Australians lose more than $2 million to jobs & investment scams in one week
Scamwatch data shows that Australians reported more than $2 million in losses due to jobs & investment scams during week to August 20, 2017.
August seems to be a very active month for scammers in Australia, as suggested by the latest data from Scamwatch, an organization run by the Australian Competition and Consumer Commission (ACCC). Whereas the first week of August saw a 128% jump in the sum of money lost to jobs & investment fraud, the third week of August has seen a huge amount of such losses being reported to ACCC.
Scamwatch data shows that Australians reported more than $2 million in losses due to jobs & investment scams during the August 14-20 week.
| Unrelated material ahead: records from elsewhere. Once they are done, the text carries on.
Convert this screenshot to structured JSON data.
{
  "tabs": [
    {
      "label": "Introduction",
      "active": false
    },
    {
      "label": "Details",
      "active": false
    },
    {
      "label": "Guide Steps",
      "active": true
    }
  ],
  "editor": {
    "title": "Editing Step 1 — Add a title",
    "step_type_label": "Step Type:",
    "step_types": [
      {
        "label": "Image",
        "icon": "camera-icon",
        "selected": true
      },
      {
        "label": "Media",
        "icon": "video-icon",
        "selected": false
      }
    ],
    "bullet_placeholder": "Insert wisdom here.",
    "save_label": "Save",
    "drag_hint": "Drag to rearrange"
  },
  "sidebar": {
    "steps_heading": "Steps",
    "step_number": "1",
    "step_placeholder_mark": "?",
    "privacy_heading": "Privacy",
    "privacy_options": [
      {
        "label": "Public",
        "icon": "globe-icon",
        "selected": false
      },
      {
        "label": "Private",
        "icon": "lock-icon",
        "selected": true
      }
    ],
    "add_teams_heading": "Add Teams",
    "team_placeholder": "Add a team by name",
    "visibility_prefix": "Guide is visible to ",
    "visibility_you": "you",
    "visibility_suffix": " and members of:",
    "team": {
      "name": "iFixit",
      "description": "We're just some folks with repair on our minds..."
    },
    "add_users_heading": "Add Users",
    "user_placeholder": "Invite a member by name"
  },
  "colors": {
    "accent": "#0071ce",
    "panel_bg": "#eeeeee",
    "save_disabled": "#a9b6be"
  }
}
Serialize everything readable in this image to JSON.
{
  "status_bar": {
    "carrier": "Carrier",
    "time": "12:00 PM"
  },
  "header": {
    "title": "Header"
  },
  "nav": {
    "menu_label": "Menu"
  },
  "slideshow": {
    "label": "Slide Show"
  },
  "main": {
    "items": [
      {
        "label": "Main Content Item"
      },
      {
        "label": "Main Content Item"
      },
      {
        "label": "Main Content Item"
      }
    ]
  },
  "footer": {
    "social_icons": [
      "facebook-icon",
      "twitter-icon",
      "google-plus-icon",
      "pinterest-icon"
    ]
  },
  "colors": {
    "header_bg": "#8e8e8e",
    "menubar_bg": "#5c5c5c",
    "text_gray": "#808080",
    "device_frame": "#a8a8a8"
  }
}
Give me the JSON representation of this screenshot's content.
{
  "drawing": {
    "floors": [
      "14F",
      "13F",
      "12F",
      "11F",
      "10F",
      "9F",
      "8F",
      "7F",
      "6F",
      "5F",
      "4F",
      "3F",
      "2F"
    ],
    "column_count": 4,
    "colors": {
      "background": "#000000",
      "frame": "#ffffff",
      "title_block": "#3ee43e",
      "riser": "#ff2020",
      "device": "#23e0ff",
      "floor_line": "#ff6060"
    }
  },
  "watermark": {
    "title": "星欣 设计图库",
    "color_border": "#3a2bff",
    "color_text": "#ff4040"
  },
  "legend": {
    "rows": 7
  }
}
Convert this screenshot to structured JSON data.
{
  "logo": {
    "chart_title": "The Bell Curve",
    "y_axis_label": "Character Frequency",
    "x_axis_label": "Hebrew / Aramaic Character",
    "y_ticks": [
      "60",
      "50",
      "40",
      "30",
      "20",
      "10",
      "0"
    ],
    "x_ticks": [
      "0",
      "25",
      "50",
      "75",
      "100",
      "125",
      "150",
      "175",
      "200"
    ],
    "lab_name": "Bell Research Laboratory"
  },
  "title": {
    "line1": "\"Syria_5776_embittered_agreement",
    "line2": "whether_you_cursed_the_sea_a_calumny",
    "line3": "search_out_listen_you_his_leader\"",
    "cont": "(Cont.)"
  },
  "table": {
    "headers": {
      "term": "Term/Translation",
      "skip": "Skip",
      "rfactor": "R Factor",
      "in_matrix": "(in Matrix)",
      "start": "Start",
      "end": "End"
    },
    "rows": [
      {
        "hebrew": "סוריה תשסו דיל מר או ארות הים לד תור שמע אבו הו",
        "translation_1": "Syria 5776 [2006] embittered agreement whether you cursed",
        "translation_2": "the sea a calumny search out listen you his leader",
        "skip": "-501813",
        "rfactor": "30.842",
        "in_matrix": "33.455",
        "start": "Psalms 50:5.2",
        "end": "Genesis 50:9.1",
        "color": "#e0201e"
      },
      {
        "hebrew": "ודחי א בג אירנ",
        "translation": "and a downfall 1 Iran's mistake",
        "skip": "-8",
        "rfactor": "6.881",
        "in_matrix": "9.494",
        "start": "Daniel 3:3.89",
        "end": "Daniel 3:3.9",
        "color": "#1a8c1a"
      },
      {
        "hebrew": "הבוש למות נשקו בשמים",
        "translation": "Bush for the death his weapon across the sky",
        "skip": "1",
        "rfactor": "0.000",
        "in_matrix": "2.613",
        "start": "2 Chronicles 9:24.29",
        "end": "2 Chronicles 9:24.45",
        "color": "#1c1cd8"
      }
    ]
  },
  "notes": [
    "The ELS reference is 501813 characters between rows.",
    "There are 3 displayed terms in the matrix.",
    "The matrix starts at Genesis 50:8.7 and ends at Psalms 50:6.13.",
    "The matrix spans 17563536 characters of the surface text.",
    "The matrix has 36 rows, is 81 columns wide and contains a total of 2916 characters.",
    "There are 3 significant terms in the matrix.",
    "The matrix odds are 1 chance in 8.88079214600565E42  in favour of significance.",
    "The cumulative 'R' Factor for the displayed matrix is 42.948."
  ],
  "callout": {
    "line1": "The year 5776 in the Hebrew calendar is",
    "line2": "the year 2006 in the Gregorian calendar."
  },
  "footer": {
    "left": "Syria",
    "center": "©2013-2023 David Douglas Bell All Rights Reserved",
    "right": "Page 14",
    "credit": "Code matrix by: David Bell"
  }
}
This month is likely to be among the months with highest losses due to investment fraud for Australians this year.
The amount lost by Australians due to fraudulent investment schemes has reached $15,246,831 in the first seven months of 2017. The sum lost reflects 1,016 reports submitted to ACCC, with the biggest losses incurred by those aged 55 to 64 years.
In 2016, the ACCC and the Australian Cybercrime Online Reporting Network (ACORN) got a total of 200,103 reports about scams. Losses reported to Scamwatch, ACORN and from other scam disruption programs amount to approximately $300 million.
The police have also stepped in to help tackle fraudulent activities. The Queensland Police, for instance, have recently launched an “R U in Control?” campaign targeting fraud.
The purpose of the campaign is to help Queenslanders avoid becoming a victim of cyber and financial crime.
“We are also seeing vulnerable Queenslanders targeted daily with cold call investment scams, malicious emails and fake website scams,” Commissioner Stewart said.
The biggest part of the losses due to cold calling in 2016 related to offers of investment opportunities in binary options, according to ACCC’s annual report on scam activity for 2016.
Estimates, quoted by the Queensland Police, show that organised crime costs the Australian economy $21 billion per year with $8.5 billion of that figure directly related to cyber, identity and corporate crime.